Exercise instructions → Reproduce the entries below, please. Keep every character the same.

Records to use →
------------------------------------
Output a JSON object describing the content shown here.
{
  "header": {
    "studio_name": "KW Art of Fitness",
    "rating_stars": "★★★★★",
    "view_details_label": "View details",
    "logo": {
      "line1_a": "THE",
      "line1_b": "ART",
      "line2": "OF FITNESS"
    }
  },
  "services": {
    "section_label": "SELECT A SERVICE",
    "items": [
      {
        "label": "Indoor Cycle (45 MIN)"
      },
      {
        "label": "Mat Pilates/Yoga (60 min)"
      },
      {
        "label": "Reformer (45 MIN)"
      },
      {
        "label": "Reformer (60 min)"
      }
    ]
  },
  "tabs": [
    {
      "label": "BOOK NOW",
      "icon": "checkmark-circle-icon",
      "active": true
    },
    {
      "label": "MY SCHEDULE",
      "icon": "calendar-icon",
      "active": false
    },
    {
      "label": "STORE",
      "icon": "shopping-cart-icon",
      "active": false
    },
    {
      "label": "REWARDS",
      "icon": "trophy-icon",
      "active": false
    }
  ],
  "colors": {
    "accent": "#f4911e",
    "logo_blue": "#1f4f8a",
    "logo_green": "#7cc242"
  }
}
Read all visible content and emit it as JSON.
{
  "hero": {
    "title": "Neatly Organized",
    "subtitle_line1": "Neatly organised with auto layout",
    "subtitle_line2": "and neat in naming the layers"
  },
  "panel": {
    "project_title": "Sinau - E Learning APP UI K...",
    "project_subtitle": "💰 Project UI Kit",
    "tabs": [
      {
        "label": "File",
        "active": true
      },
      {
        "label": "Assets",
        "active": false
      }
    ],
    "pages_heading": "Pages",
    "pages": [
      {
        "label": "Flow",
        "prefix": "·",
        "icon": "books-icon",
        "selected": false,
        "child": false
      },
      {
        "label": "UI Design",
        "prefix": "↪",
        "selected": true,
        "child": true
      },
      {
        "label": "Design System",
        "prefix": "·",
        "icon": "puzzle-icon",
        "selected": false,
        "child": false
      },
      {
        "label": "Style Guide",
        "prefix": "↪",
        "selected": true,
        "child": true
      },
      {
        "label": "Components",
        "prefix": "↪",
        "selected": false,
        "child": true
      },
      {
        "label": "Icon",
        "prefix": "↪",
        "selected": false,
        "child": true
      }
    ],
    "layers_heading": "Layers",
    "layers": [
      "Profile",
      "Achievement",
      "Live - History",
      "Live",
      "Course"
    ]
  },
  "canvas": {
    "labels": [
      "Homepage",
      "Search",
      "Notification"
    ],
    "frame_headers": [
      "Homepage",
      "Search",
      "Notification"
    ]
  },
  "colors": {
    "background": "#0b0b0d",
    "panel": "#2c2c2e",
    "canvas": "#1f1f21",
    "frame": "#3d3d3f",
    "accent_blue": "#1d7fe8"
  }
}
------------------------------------
Output for this task →
Output a JSON object describing the content shown here.
{
  "header": {
    "studio_name": "KW Art of Fitness",
    "rating_stars": "★★★★★",
    "view_details_label": "View details",
    "logo": {
      "line1_a": "THE",
      "line1_b": "ART",
      "line2": "OF FITNESS"
    }
  },
  "services": {
    "section_label": "SELECT A SERVICE",
    "items": [
      {
        "label": "Indoor Cycle (45 MIN)"
      },
      {
        "label": "Mat Pilates/Yoga (60 min)"
      },
      {
        "label": "Reformer (45 MIN)"
      },
      {
        "label": "Reformer (60 min)"
      }
    ]
  },
  "tabs": [
    {
      "label": "BOOK NOW",
      "icon": "checkmark-circle-icon",
      "active": true
    },
    {
      "label": "MY SCHEDULE",
      "icon": "calendar-icon",
      "active": false
    },
    {
      "label": "STORE",
      "icon": "shopping-cart-icon",
      "active": false
    },
    {
      "label": "REWARDS",
      "icon": "trophy-icon",
      "active": false
    }
  ],
  "colors": {
    "accent": "#f4911e",
    "logo_blue": "#1f4f8a",
    "logo_green": "#7cc242"
  }
}
Read all visible content and emit it as JSON.
{
  "hero": {
    "title": "Neatly Organized",
    "subtitle_line1": "Neatly organised with auto layout",
    "subtitle_line2": "and neat in naming the layers"
  },
  "panel": {
    "project_title": "Sinau - E Learning APP UI K...",
    "project_subtitle": "💰 Project UI Kit",
    "tabs": [
      {
        "label": "File",
        "active": true
      },
      {
        "label": "Assets",
        "active": false
      }
    ],
    "pages_heading": "Pages",
    "pages": [
      {
        "label": "Flow",
        "prefix": "·",
        "icon": "books-icon",
        "selected": false,
        "child": false
      },
      {
        "label": "UI Design",
        "prefix": "↪",
        "selected": true,
        "child": true
      },
      {
        "label": "Design System",
        "prefix": "·",
        "icon": "puzzle-icon",
        "selected": false,
        "child": false
      },
      {
        "label": "Style Guide",
        "prefix": "↪",
        "selected": true,
        "child": true
      },
      {
        "label": "Components",
        "prefix": "↪",
        "selected": false,
        "child": true
      },
      {
        "label": "Icon",
        "prefix": "↪",
        "selected": false,
        "child": true
      }
    ],
    "layers_heading": "Layers",
    "layers": [
      "Profile",
      "Achievement",
      "Live - History",
      "Live",
      "Course"
    ]
  },
  "canvas": {
    "labels": [
      "Homepage",
      "Search",
      "Notification"
    ],
    "frame_headers": [
      "Homepage",
      "Search",
      "Notification"
    ]
  },
  "colors": {
    "background": "#0b0b0d",
    "panel": "#2c2c2e",
    "canvas": "#1f1f21",
    "frame": "#3d3d3f",
    "accent_blue": "#1d7fe8"
  }
}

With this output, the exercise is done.